Brand damage can be wrought by poor customer service especially in the context of increasing media spotlighting of under-performing organisations. This week saw the Daily Mail wooden spoon award which highlighted well known firms voted for by the public, from a shortlist of ten big brands, which had generated a large number of complaints over the past year.

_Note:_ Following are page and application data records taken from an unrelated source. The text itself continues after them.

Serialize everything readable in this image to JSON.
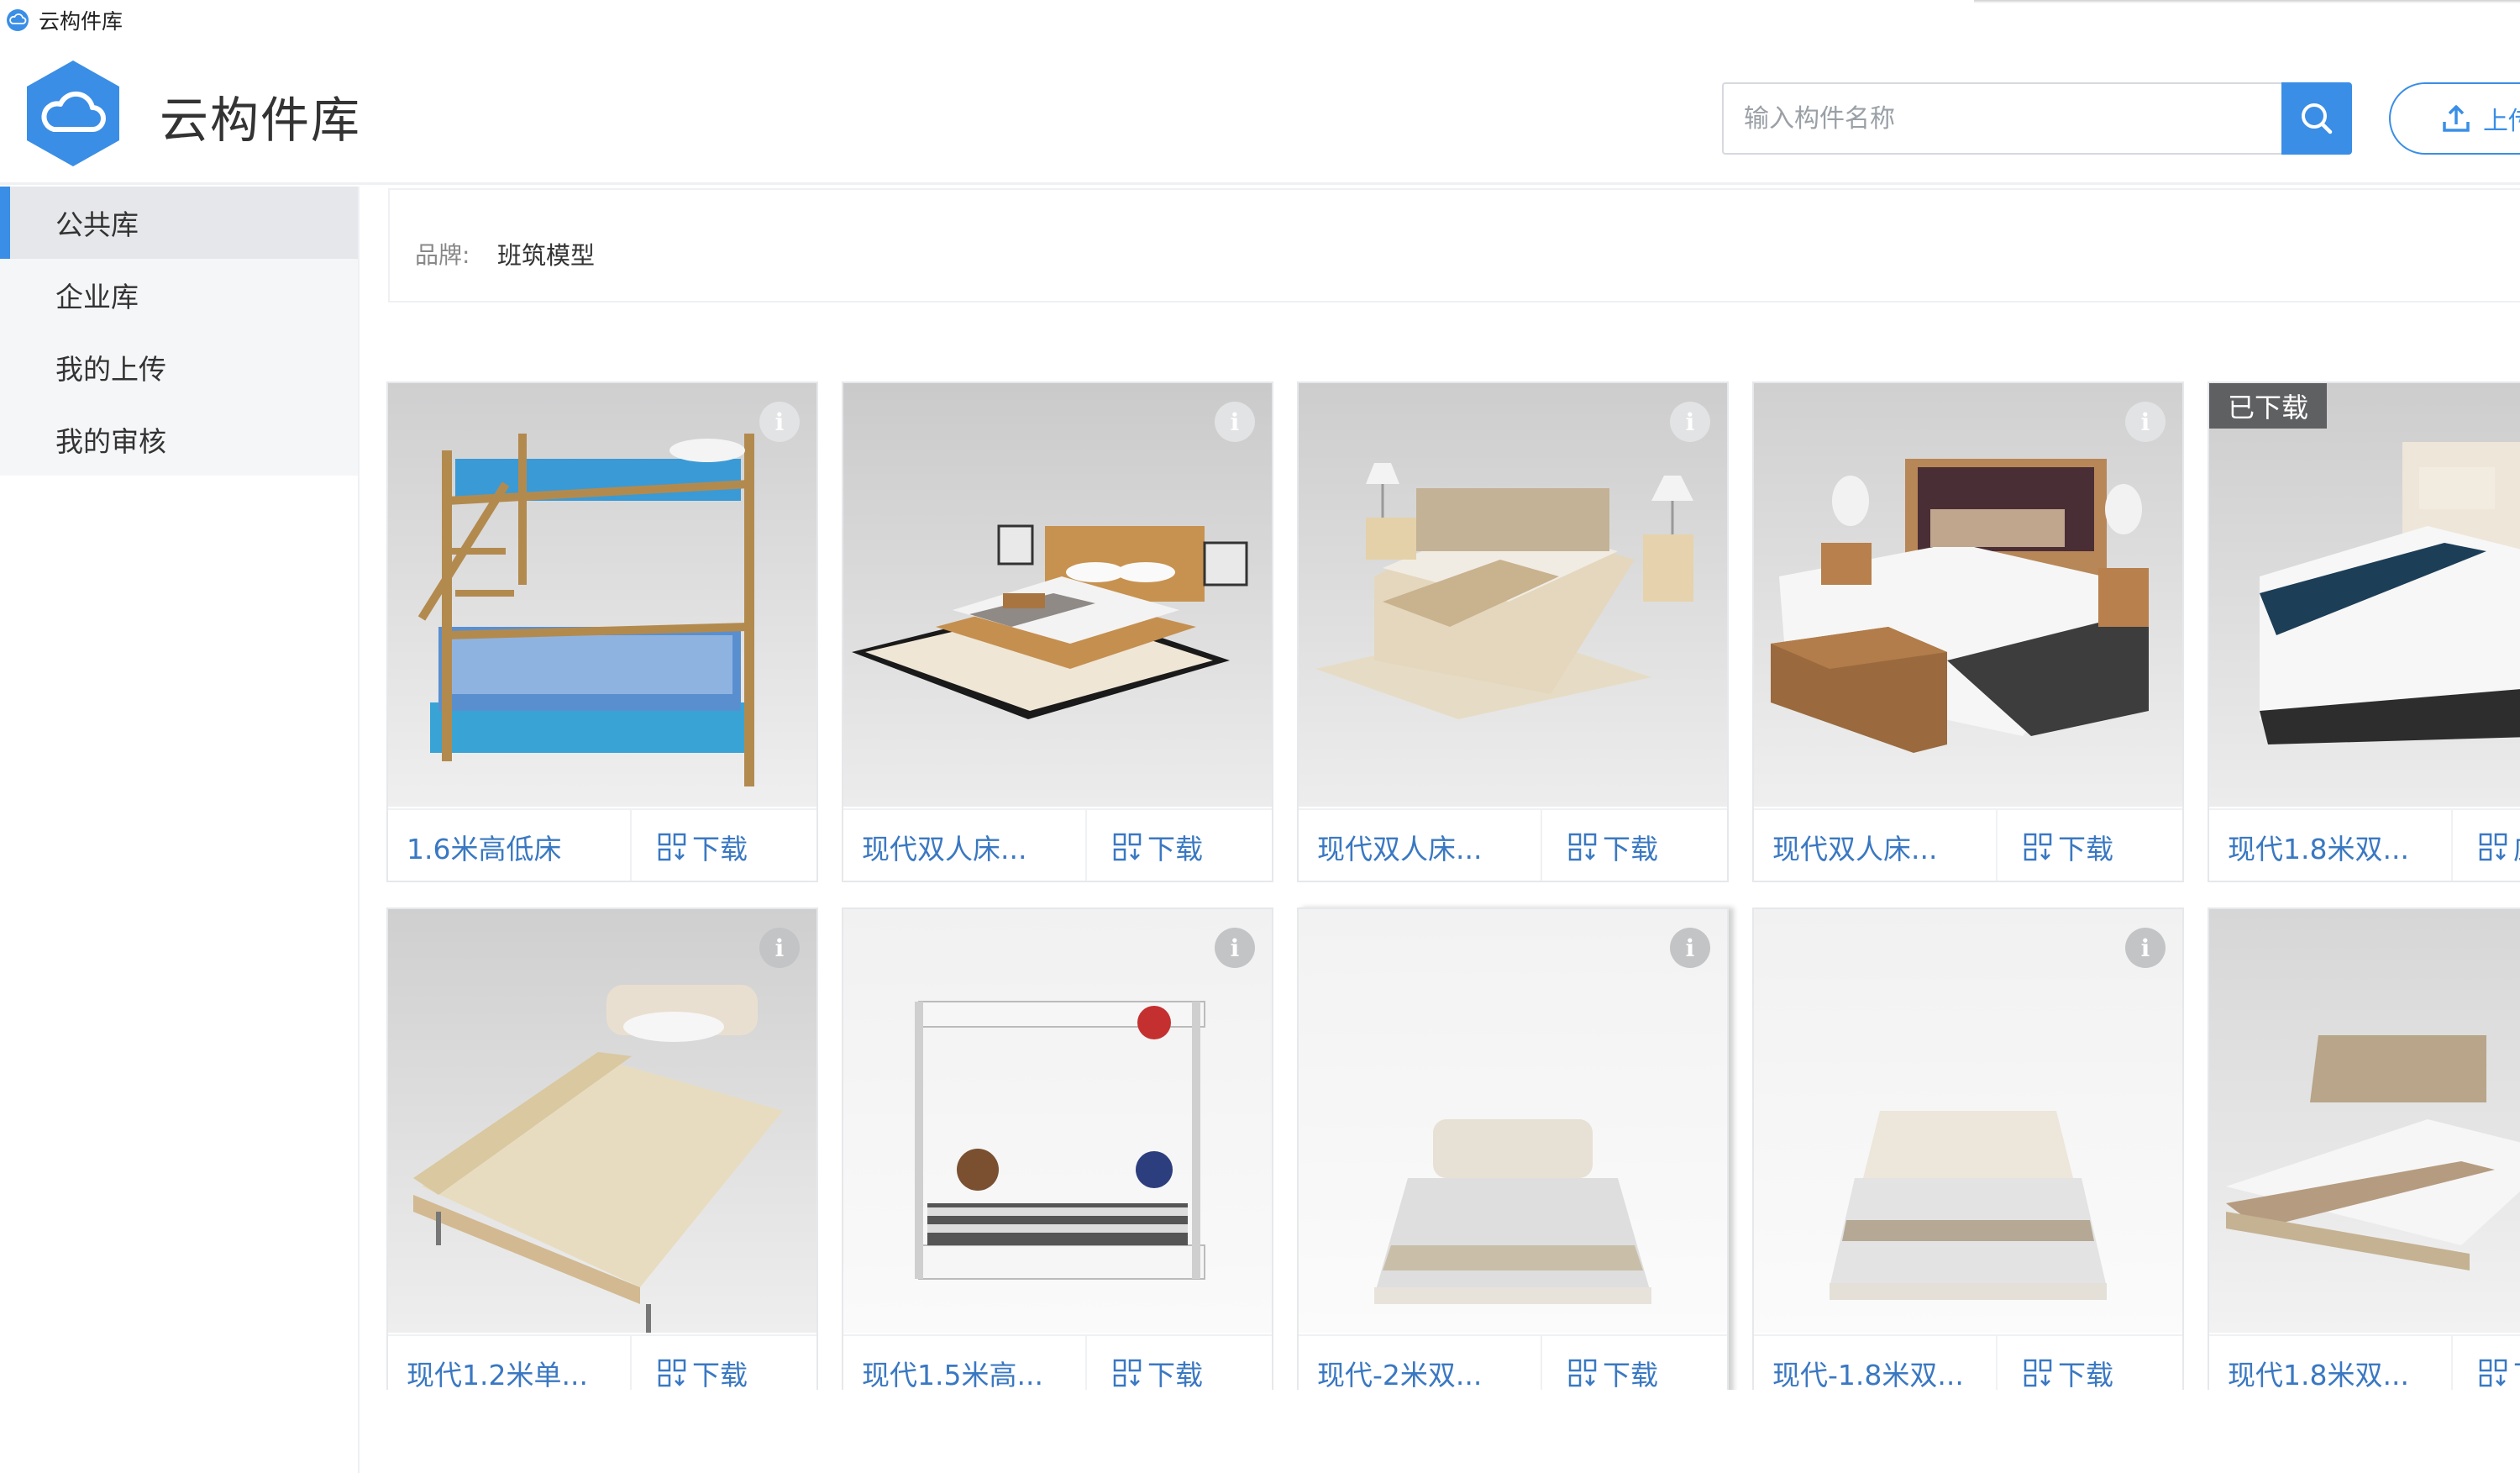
{
  "window": {
    "title": "云构件库"
  },
  "header": {
    "app_title": "云构件库",
    "search_placeholder": "输入构件名称",
    "upload_label": "上传"
  },
  "sidebar": {
    "items": [
      {
        "label": "公共库",
        "active": true
      },
      {
        "label": "企业库",
        "active": false
      },
      {
        "label": "我的上传",
        "active": false
      },
      {
        "label": "我的审核",
        "active": false
      }
    ]
  },
  "filter": {
    "brand_label": "品牌:",
    "brand_value": "班筑模型"
  },
  "cards": [
    {
      "name": "1.6米高低床",
      "download": "下载",
      "info": "i",
      "badge": ""
    },
    {
      "name": "现代双人床...",
      "download": "下载",
      "info": "i",
      "badge": ""
    },
    {
      "name": "现代双人床...",
      "download": "下载",
      "info": "i",
      "badge": ""
    },
    {
      "name": "现代双人床...",
      "download": "下载",
      "info": "i",
      "badge": ""
    },
    {
      "name": "现代1.8米双...",
      "download": "应",
      "info": "",
      "badge": "已下载"
    },
    {
      "name": "现代1.2米单...",
      "download": "下载",
      "info": "i",
      "badge": ""
    },
    {
      "name": "现代1.5米高...",
      "download": "下载",
      "info": "i",
      "badge": ""
    },
    {
      "name": "现代-2米双...",
      "download": "下载",
      "info": "i",
      "badge": ""
    },
    {
      "name": "现代-1.8米双...",
      "download": "下载",
      "info": "i",
      "badge": ""
    },
    {
      "name": "现代1.8米双...",
      "download": "下",
      "info": "",
      "badge": ""
    }
  ],
  "colors": {
    "accent": "#3a8ee6",
    "link": "#3a78c2",
    "badge_bg": "#5f6062"
  }
}
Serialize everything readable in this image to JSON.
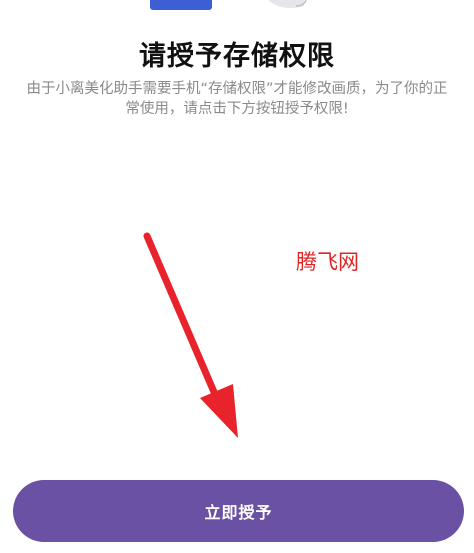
{
  "permission_page": {
    "title": "请授予存储权限",
    "description": "由于小离美化助手需要手机“存储权限”才能修改画质，为了你的正常使用，请点击下方按钮授予权限!",
    "watermark": "腾飞网",
    "grant_button_label": "立即授予"
  },
  "colors": {
    "button_background": "#6a51a3",
    "arrow": "#e8232b",
    "watermark": "#e02424",
    "illustration_blue": "#3d5fd6"
  },
  "icons": {
    "arrow": "red-arrow-pointing-down-icon"
  }
}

These stories provide a cautionary tale for companies seeking sustainability in the current climate. Instead of excellent customer service being an aspiration during buoyant economic times, it instead should form the vanguard of an organisation’s resistance of economic pressures. When some of our largest brands are at the centre of shocking revelations regarding mis-selling and customer faith in organisations is at an all-time-low, we must be careful not to further erode trust. The role of front line staff in customer contact centres has become ever more challenging in these conditions which is why the Global Standard© provides organisations with guidance to encourage and support the development of professionalism and customer service delivery. It offers key principles to ensure that the requirements and guidelines reflect the latest customer focused approach being taken by today's contact centre operators. It provides an inexpensive way of guarding against such brand damage by promoting service excellence, trust and transparency. As BBC’s Nicky Campbell said at Convention 2011 “Why aren’t all organisations doing this”?
We would like to take this opportunity to congratulate NS&I, whom we visited this week, on achieving Version 5 of Global Standard©. We are delighted that they can also welcome those organisations who want to consider becoming accredited to their centres as a reference site. This should help promote good practice in achieving better customer service, which is at the core of organisational success in difficult times.
To find out more about CCA Global Standard© please contact firstname.lastname@example.org